It has only been two and a half years since the publication of Pynchon’s last output, the monolithic Against the Day, but as of today the writer has a new novel on the shelves. Inherent Vice, the story of a stoner private eye investigating the disappearance of a rich Nazi sympathizer, clocks in at just over 400 pages and appears to be a little more accessible than some of his more celebrated works. Which is great news for us, who like to laugh but sometimes aren’t smart or focused enough to keep a mental tally of hundreds of characters popping up across thousands of pages.
Here is the synposis, probably written by Pynchon himself:
It’s been awhile since Doc Sportello has seen his ex-girlfriend. Suddenly out of nowhere she shows up with a story about a plot to kidnap a billionaire land developer whom she just happens to be in love with. Easy for her to say. It’s the tail end of the psychedelic sixties in L.A., and Doc knows that “love” is another of those words going around at the moment, like “trip” or “groovy,” except that this one usually leads to trouble. Despite which he soon finds himself drawn into a bizarre tangle of motives and passions whose cast of characters includes surfers, hustlers, dopers and rockers, a murderous loan shark, a tenor sax player working undercover, an ex-con with a swastika tattoo and a fondness for Ethel Merman, and a mysterious entity known as the Golden Fang, which may only be a tax dodge set up by some dentists.
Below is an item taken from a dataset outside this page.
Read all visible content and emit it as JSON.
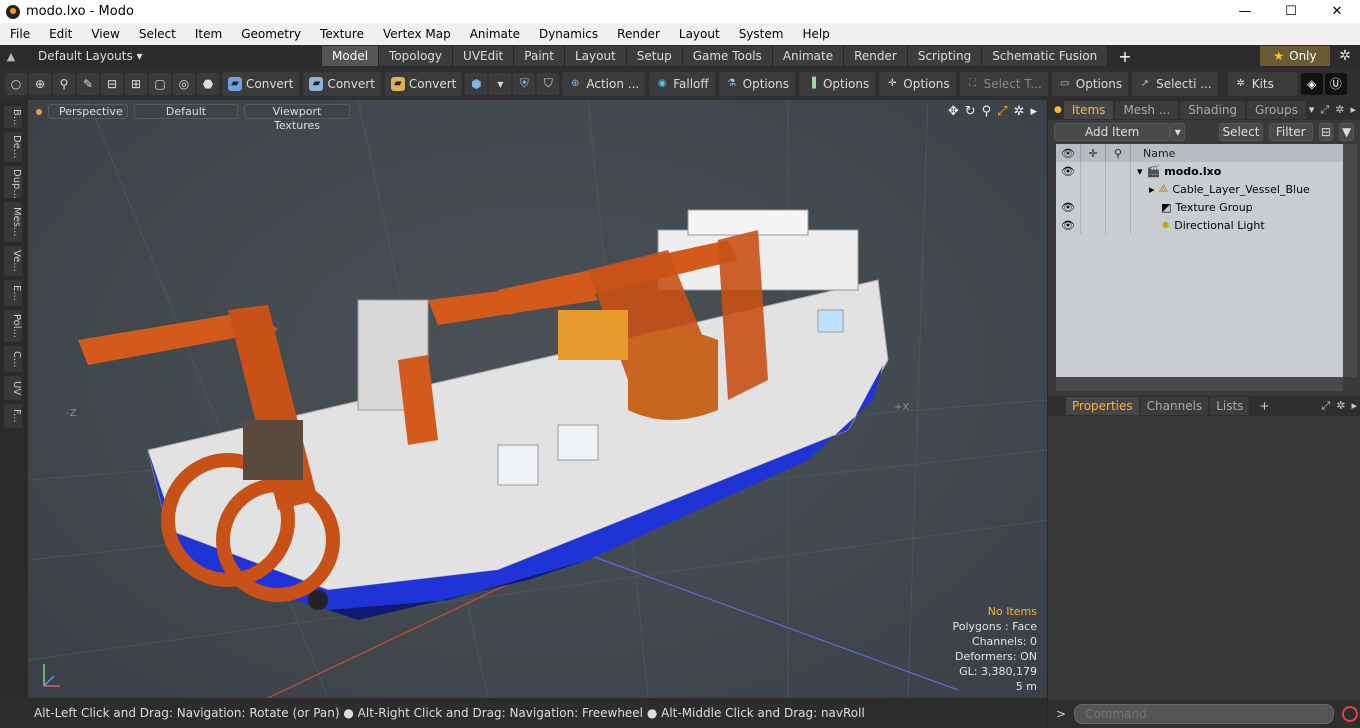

Apparently there are already discussions underway about turning the novel into a movie, which would be a first , and judging by the synopsis, probably end up pretty similar to The Big Lebowski. And, in a super bizarre move for a writer who has shunned publicity for his entire career, a promo video was released today with Pynchon himself narrating.